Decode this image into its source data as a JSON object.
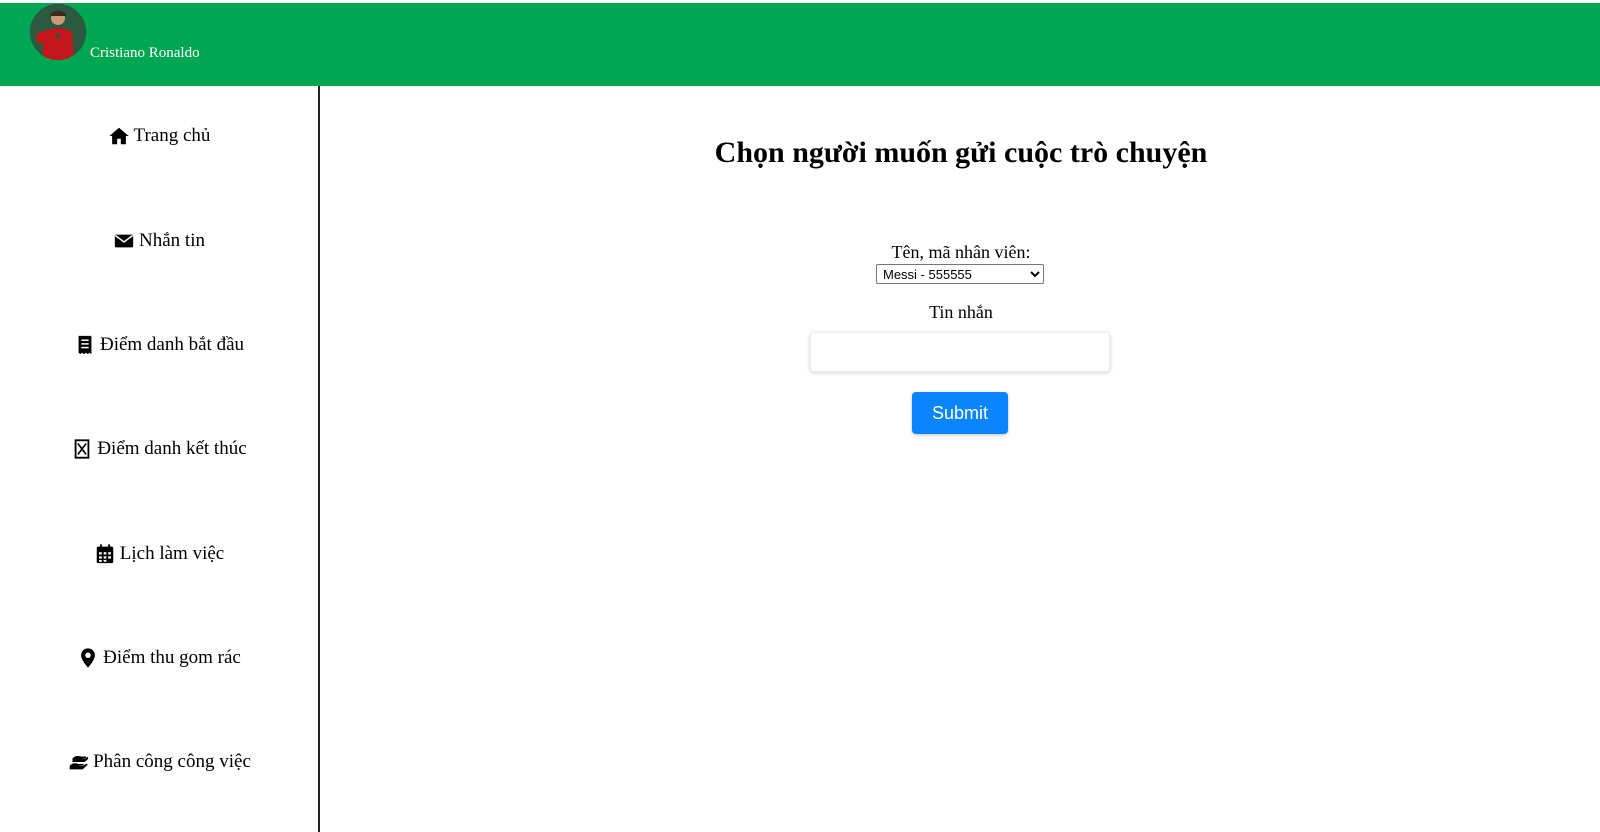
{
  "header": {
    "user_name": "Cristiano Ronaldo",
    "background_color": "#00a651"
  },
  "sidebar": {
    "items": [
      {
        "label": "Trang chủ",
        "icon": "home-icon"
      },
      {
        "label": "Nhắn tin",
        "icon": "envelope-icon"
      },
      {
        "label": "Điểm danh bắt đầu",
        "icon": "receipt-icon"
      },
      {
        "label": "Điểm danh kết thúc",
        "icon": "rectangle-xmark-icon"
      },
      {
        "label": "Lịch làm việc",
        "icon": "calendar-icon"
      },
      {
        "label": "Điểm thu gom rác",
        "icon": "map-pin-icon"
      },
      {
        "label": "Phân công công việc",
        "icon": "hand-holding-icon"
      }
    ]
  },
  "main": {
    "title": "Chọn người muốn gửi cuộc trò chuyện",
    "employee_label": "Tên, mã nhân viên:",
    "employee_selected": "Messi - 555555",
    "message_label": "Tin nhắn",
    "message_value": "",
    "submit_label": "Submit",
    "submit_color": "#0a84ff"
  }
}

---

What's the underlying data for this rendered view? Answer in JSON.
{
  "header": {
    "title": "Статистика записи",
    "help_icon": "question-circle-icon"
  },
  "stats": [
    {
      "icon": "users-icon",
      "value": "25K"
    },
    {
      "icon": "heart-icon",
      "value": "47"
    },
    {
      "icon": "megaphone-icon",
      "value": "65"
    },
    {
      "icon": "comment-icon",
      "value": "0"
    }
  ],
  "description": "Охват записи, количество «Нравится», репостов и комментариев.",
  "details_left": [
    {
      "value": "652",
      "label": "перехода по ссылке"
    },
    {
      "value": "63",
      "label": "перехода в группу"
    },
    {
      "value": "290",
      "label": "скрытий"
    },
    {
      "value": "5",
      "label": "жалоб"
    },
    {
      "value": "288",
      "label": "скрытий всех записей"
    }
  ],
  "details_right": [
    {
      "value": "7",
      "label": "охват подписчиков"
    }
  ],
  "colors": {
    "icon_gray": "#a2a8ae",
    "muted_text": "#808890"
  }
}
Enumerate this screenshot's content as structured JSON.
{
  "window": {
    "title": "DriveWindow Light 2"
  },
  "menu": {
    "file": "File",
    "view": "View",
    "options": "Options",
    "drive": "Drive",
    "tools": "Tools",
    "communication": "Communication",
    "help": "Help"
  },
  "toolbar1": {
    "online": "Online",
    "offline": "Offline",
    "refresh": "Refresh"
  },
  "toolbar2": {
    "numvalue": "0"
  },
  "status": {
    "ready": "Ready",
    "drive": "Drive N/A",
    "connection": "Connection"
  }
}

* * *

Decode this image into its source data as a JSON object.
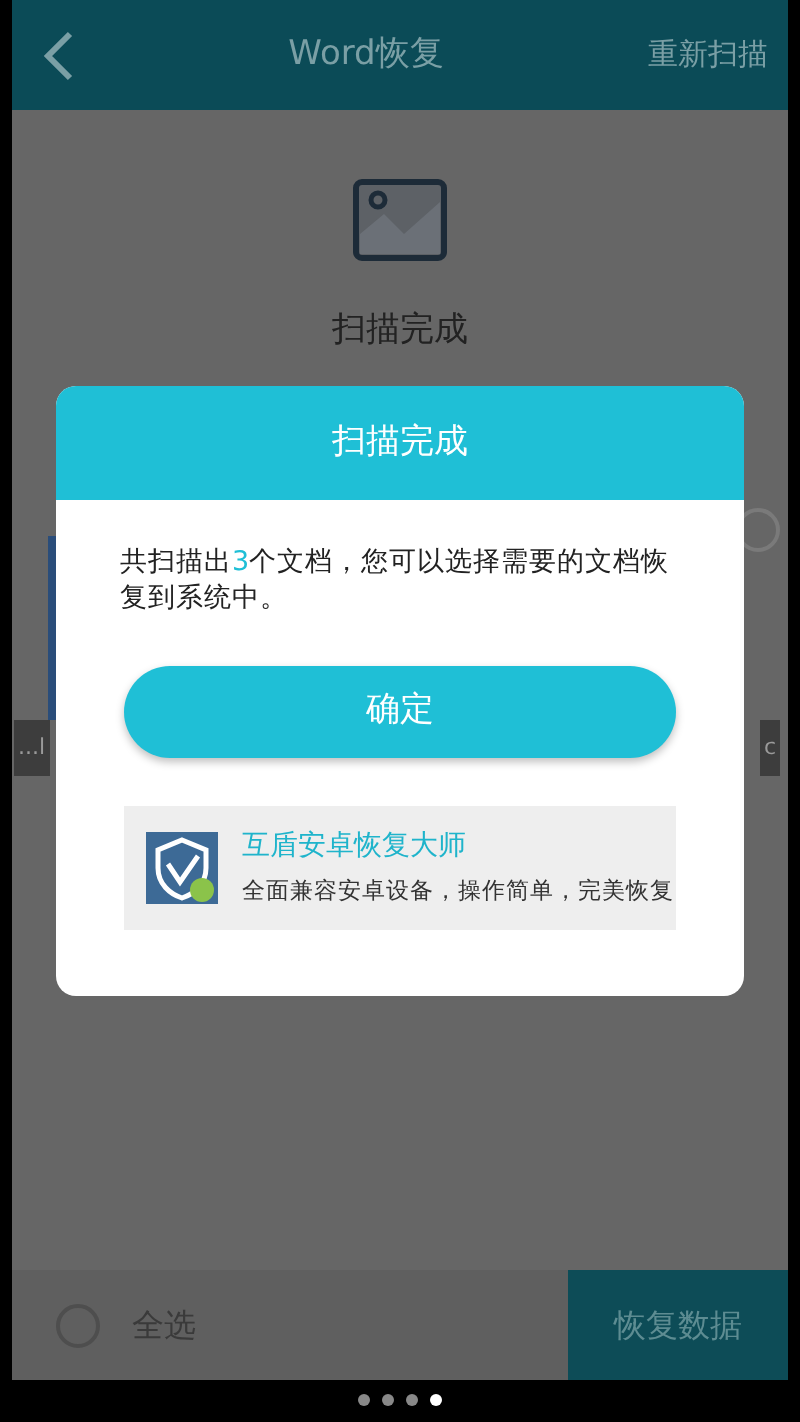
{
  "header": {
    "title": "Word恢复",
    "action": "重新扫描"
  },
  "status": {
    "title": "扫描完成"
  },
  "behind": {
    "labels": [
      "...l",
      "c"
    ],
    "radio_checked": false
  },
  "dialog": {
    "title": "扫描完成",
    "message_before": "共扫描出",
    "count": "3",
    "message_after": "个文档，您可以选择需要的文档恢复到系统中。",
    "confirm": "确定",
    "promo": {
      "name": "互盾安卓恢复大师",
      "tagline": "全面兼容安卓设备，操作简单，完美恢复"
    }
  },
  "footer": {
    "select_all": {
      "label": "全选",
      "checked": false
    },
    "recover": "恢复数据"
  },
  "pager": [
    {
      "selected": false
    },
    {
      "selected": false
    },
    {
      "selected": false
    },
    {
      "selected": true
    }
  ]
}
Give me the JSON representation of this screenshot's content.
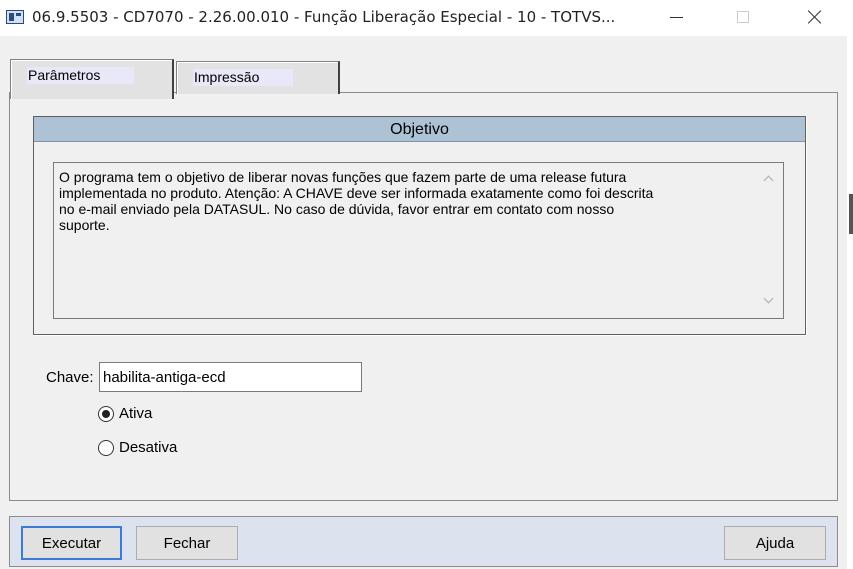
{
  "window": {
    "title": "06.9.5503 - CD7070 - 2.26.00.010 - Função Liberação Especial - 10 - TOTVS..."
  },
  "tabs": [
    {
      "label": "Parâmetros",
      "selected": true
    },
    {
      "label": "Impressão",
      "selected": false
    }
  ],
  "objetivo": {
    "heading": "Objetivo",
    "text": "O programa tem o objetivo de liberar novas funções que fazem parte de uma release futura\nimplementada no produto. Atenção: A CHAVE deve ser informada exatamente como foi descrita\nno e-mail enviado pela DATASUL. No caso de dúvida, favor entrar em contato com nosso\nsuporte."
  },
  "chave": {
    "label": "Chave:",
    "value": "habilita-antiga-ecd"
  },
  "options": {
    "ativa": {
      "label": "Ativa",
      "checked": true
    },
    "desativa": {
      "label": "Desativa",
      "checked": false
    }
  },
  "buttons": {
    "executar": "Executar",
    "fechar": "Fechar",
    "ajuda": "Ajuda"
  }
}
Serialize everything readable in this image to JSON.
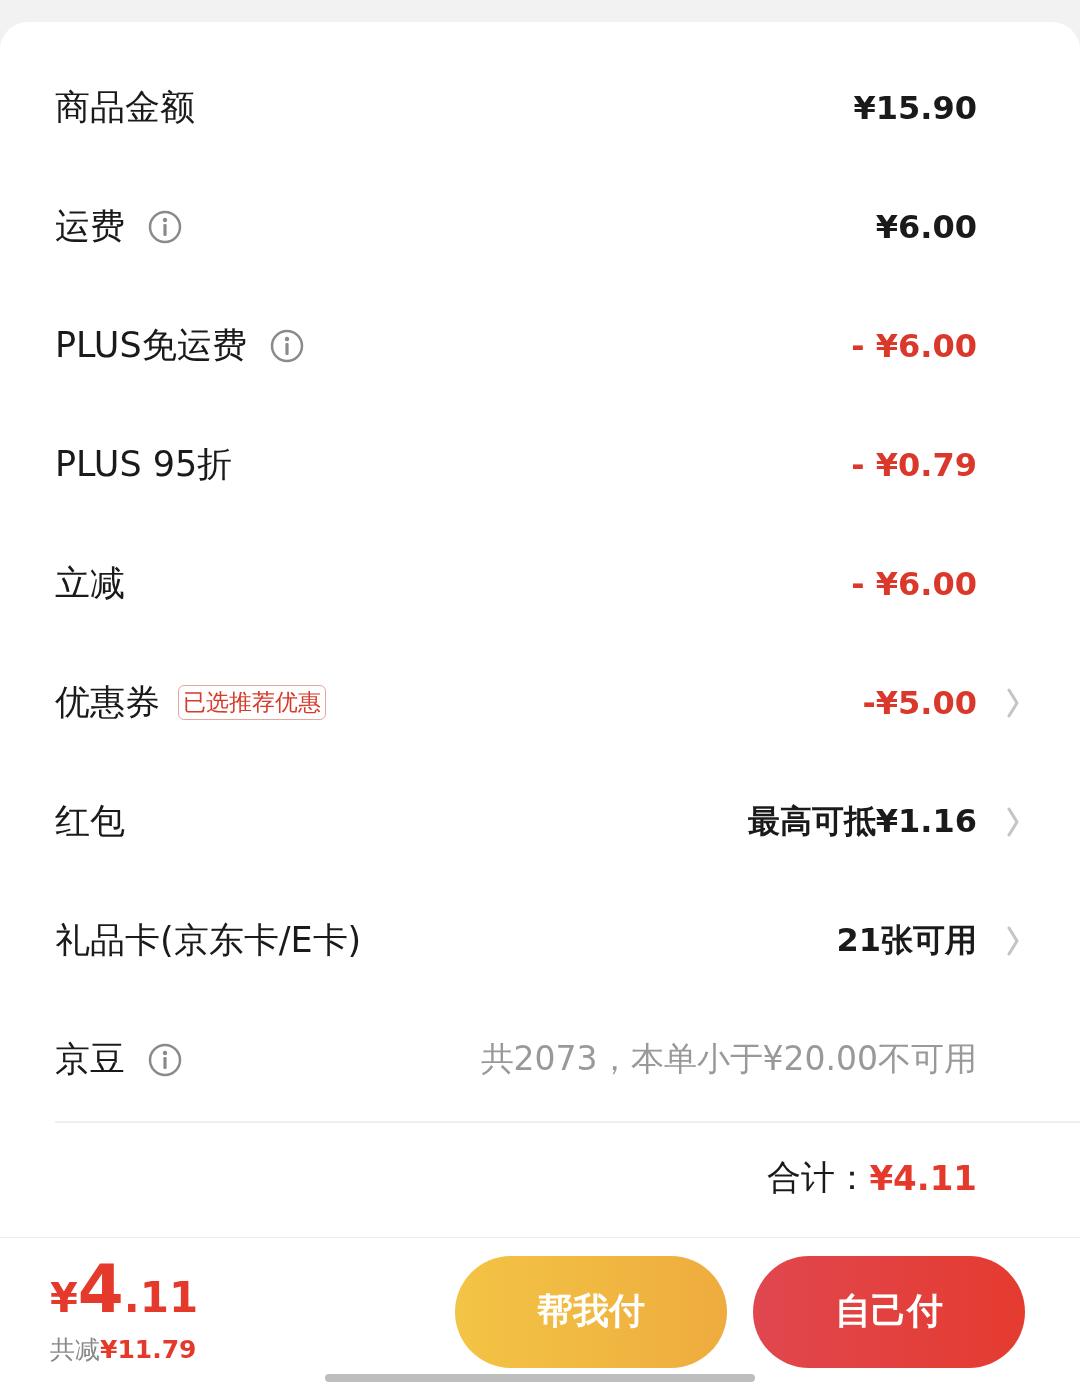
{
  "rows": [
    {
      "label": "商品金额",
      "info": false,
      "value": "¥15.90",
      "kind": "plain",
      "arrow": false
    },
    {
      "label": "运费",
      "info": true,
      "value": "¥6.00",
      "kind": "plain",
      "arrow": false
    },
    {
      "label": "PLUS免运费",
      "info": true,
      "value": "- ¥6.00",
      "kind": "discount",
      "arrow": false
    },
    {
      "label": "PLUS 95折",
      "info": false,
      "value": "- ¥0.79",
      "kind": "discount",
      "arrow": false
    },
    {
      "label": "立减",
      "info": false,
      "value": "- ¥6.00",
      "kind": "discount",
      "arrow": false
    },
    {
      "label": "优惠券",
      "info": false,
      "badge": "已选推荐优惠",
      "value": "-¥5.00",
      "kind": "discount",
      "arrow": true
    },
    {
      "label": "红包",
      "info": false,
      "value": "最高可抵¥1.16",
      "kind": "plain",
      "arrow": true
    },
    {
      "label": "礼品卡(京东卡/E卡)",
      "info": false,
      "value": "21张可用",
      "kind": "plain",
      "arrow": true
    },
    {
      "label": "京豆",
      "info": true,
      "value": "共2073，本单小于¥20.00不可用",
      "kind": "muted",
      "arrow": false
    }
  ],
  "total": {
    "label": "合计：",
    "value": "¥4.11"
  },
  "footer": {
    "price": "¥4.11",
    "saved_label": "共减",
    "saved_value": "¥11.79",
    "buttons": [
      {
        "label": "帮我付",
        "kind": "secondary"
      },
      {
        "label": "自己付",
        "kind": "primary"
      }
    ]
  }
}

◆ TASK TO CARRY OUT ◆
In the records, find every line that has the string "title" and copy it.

◆ TASK RESULT ◆
    "title": "Chọn người muốn gửi cuộc trò chuyện",
    "title": "Статистика записи",
    "title": "DriveWindow Light 2"
    "title": "Word恢复",
    "title": "扫描完成"
    "title": "扫描完成",
    "title": "06.9.5503 - CD7070 - 2.26.00.010 - Função Liberação Especial - 10 - TOTVS..."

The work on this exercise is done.